Of the 24 women suing Watson, Robinson’s ruling noted that NFL investigators were only able to interview 12, and of those 12, the NFL relied on its conclusions on the testimony of four, along with with other evidence and third-party interviews. According to the women’s attorney, Tony Buzbee, all but one of those 24 lawsuits ended with a confidential settlement.
Watson, 26, has denied wrongdoing and has never been arrested or charged. He didn’t object to his towel preference.
He testified about that in a pre-trial hearing on May 13.
“This is the towel I’m going to use,” Watson said he told a massage therapist in March 2020, according to deposition transcripts obtained by USA TODAY Sports.
Such was the case with massage therapist Ashley Solis, who said that Watson exposed her and caused his genitals to touch her without her consent.
Watson’s attorney, Rusty Hardin, previously told USA TODAY Sports that this was a personal preference for Watson and not evidence of any unwanted intentions. “He always made it clear that for comfort reasons he wanted as few suits as possible that still covered him,” Hardin said in June.
‘Why did you bring a towel?’

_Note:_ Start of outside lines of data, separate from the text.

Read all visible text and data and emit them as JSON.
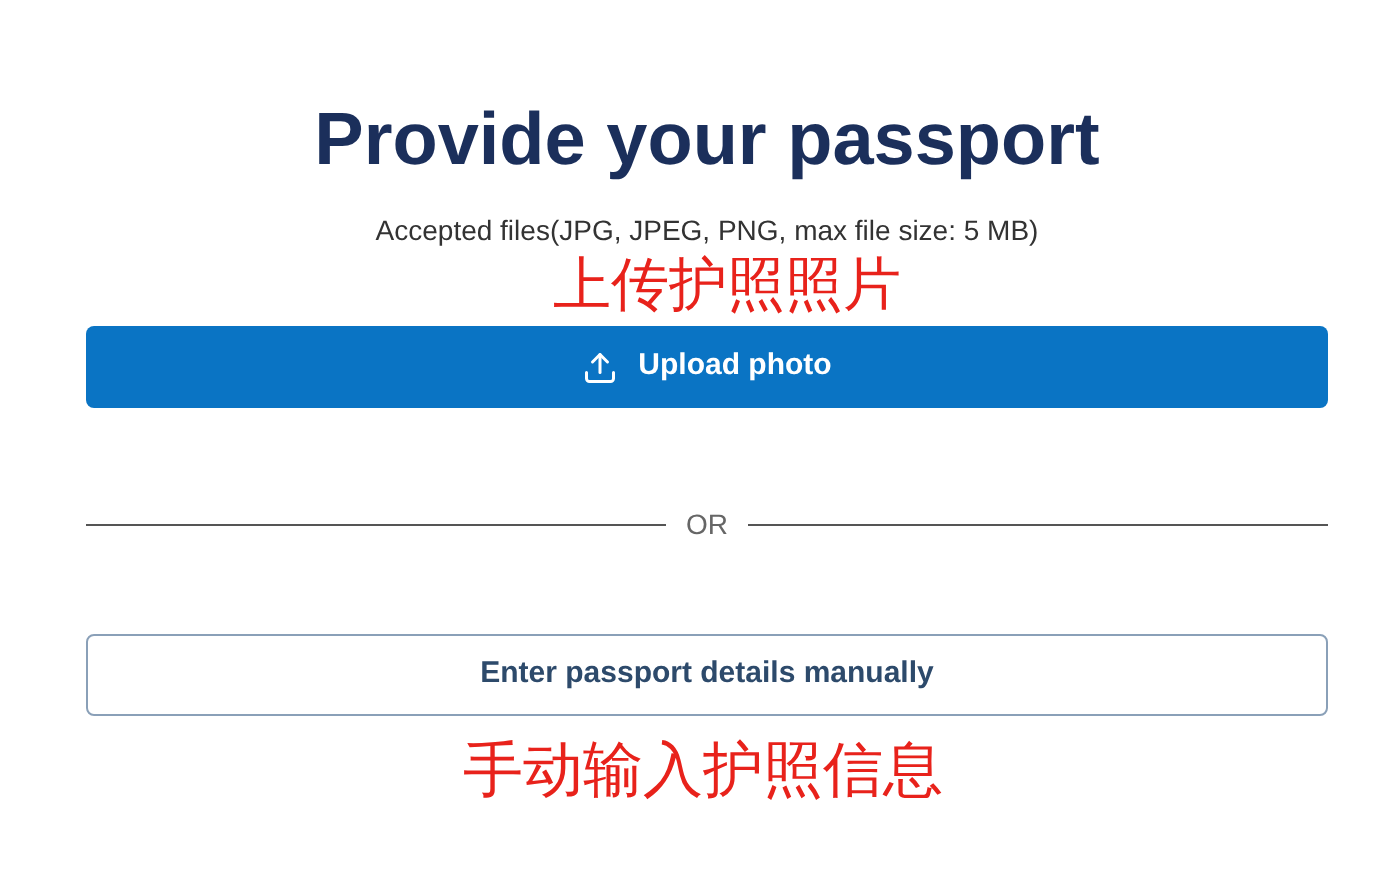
{
  "title": "Provide your passport",
  "subtitle": "Accepted files(JPG, JPEG, PNG, max file size: 5 MB)",
  "annotations": [
    "上传护照照片",
    "手动输入护照信息"
  ],
  "upload_button": {
    "label": "Upload photo"
  },
  "divider": {
    "label": "OR"
  },
  "manual_button": {
    "label": "Enter passport details manually"
  }
}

Watson was also asked about it in the May deposition.
“Why did you bring a towel?” plaintiff’s attorney Maria Holmes asked him.
“Because it was – we talked on the phone and I told her I was bringing a towel,” he replied. “We communicated with that and that’s the way it was.”
His turban habit is known in some circles as the “turban trick” and was mentioned in pre-trial testimony by a Houston police detective who investigated the complaints. about Watson’s behavior.
In another case, Watson testified during one arrest he drove about 25 miles south of Houston to get a massage at a woman’s mother’s home, where he brought a towel and a deal. do not disclose to the woman to sign.
“You’re sitting there in your car, in Manvel, (Texas), with a towel and your NDA waiting for her, aren’t you?” Buzbee asked him.
“I guess if you make it seem so, yes sir,” replied Watson.
That case and the Solis case are among the four highlighted by the NFL in this disciplinary action against Robinson, according to clues in her ruling.
An expert in the massage and spa industry told USA TODAY Sports that most masseuses use single-size sheets to cover, often with blankets on top.
Expert Felicia Brown, who was not involved in the Watson case, said: “Those who use towels often use beach towels, bath towels or large towels. “Hand towels and washcloths are not generally used to clean the groin area because they do not provide enough coverage, warmth, or boundaries for a massage.”
Curtains are designed to provide warmth, privacy and humility to their clients, device hygiene, and physical boundaries between therapist and client, she said.
“It is quite rare for clients to bring their own towels or sheets when they go for a massage, and it is unlikely that a female masseuse would feel comfortable with a male client doing so,” she said.
In his ruling, Robinson noted Watson required therapists to use towels to cover his private areas instead of the more commonly used sheet.
“Mr. Watson often provides his own towels, which are variously described as ‘medium/small’ towels or ‘Gatorade’ towels,” writes Robinson.
The NFL had previously sought an indefinite suspension for at least one season and could appeal Robinson’s ruling to extend it by more than six games.
According to reporter Brent Schrotenboer @Schrotenboer. E-mail: firstname.lastname@example.org